Everyone has their own learning preferences and some methods of study will be more effective than others.
Successful Study Strategies Suited to YOU is an online workshop that introduces students to a range of study methods. It is interactive and helps students find the study strategies that are most effective for them.
However, any method of study is better than no study at all!
Tip #5 Set rewards
Providing motivation can help your teenager make consistent study habits.
One way to do this is to decide on a reward when they achieve a certain goal. This could be a number of small rewards, like a favourite dinner, for small goals, or going to the movies if they achieved a number of small goals. Or it could be a big reward if they study for a longer period of time and are awarded a certain grade in an assessment.
However, it is important to reward the right behaviour. This means that the reward should be linked to the learning not the study itself.
A teenager may sit down at their desk for 20 minutes and read over their notes, whilst also texting their friends or thinking about what they will do on the weekend. They are not going to learn anything during this time.

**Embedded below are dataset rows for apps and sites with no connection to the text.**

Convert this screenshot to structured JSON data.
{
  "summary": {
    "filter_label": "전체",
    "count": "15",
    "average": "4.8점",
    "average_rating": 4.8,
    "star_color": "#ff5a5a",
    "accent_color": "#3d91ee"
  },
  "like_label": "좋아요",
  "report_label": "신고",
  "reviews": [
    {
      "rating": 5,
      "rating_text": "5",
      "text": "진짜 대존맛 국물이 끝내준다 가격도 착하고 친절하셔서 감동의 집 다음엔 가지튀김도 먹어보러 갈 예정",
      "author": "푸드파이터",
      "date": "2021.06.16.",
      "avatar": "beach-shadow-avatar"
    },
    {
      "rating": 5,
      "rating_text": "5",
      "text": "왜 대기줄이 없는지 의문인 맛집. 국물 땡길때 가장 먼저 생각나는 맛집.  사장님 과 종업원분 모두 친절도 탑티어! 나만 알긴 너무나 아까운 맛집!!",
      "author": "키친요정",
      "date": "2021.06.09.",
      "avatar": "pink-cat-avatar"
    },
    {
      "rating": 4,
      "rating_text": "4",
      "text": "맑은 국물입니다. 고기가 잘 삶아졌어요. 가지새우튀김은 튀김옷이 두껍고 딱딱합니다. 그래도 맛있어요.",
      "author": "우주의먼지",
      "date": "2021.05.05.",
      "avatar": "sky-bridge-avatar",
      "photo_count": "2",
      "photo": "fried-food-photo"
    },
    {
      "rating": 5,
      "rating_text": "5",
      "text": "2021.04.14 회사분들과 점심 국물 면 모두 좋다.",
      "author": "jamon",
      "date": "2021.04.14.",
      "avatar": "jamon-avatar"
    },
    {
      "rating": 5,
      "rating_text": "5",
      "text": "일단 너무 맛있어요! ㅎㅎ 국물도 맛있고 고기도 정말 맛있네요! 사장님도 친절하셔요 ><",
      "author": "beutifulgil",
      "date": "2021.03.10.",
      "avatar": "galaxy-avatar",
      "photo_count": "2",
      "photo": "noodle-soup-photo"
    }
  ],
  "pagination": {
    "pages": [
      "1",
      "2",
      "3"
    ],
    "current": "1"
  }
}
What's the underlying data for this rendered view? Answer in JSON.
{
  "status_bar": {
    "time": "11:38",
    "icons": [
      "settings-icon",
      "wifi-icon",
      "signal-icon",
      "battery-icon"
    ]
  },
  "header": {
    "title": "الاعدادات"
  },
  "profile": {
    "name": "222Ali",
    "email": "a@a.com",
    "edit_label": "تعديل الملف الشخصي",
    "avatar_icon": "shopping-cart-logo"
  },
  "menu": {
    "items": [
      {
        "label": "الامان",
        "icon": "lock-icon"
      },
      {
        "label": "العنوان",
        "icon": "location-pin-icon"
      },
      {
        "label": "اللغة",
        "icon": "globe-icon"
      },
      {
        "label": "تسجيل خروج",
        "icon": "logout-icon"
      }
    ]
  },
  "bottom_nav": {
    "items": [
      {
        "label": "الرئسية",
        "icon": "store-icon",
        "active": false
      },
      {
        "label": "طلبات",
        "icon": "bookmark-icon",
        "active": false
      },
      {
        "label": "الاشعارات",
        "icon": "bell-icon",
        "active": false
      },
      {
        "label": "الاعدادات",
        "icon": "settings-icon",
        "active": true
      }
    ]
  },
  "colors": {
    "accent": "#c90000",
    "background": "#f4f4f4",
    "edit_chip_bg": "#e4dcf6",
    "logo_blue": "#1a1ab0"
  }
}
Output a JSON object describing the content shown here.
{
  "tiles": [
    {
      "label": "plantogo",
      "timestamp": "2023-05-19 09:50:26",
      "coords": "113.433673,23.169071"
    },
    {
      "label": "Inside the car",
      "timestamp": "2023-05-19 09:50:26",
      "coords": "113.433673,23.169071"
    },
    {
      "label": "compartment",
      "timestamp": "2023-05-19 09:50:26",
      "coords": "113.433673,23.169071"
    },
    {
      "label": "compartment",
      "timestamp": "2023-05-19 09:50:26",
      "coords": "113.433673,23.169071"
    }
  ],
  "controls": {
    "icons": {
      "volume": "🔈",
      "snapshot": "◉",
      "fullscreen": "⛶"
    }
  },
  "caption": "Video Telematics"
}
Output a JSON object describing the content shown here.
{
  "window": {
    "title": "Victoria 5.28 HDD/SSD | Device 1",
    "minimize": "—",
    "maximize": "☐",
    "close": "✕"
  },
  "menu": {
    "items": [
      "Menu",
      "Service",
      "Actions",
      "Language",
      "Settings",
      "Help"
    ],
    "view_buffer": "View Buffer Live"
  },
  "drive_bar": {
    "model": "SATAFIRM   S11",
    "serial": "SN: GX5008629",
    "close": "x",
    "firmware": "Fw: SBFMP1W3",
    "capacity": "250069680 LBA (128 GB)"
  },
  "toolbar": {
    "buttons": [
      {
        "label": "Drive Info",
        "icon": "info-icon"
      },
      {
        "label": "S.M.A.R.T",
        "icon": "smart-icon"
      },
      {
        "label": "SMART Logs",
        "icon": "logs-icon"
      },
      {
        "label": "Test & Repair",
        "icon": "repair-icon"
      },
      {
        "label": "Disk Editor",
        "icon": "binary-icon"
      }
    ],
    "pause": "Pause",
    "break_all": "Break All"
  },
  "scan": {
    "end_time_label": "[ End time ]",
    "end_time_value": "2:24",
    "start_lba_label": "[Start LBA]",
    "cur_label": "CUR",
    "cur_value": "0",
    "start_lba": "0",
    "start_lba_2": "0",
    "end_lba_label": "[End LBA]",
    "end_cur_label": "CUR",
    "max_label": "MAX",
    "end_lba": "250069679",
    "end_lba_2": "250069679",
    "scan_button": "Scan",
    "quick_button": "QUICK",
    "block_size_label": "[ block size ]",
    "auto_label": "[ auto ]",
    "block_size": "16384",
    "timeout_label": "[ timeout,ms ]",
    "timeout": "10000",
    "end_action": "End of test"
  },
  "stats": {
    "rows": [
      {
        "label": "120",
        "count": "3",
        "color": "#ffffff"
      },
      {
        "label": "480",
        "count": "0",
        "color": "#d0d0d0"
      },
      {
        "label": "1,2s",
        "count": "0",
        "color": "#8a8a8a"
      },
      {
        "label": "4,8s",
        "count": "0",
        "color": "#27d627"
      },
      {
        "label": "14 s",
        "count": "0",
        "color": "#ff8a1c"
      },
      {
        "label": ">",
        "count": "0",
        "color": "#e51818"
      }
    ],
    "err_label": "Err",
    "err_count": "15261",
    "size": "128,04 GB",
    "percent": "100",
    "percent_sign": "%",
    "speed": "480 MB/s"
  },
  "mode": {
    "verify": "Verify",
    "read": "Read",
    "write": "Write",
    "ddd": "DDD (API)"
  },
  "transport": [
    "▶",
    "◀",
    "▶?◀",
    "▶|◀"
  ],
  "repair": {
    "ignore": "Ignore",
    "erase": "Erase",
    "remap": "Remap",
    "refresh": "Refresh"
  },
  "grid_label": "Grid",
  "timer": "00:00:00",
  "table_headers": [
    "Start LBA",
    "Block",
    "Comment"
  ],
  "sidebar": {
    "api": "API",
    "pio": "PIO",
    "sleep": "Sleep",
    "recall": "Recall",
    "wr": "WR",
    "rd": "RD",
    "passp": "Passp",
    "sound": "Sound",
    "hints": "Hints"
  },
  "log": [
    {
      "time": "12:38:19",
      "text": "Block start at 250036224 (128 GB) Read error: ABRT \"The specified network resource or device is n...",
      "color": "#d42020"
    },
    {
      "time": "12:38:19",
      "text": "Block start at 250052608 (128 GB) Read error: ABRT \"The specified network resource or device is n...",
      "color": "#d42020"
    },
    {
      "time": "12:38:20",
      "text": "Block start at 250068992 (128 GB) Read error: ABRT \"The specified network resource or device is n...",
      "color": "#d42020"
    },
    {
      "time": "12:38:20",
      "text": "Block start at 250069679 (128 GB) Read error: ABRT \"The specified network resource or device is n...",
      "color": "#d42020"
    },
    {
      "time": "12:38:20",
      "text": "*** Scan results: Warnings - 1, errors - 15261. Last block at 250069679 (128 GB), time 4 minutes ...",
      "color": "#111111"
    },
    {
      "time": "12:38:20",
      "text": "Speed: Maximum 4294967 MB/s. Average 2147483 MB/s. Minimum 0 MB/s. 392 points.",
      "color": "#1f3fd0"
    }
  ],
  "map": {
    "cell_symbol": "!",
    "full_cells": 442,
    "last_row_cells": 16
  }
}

Set goals based on the key point they want to learn and make sure you have a method for determining whether they have achieved this goal. This could be the result of an assessment, answering 20 cue cards correctly, or completing an NCEA question without notes. These are all outcomes that can be measured and will reward the desired outcome of studying.
A final note before you help your teenager create a study timetable
The most important thing is that you work with your teenager to help them create a plan and study timetable. They need to be on board with it and feel like they have control over their study. Otherwise they will not have the motivation to stick to this plan and create good study habits.
However, I get it, convincing your teenager to do what you say isn’t exactly smooth sailing. So, if you think your teenager is more likely to listen to this advice if it comes from someone else, they can sign up for the free Ultimate Study Planner workshop here. This will give them the tools and templates needed to create a study timetable they will actually stick to.
If you want to equip them with the skills to make every minute they spend studying valuable, enroll them in the Successful Study Strategies Suited to YOU workshop. This will teach them study strategies that actually work and stop them using strategies that just waste their time. They will also learn which strategies are most effective for them, so they can learn more in less time. Click here for more information about what this online workshop covers.
If you have any questions about how you can help your teenager set a realistic study timetable, please leave them in the comments below and I will answer them.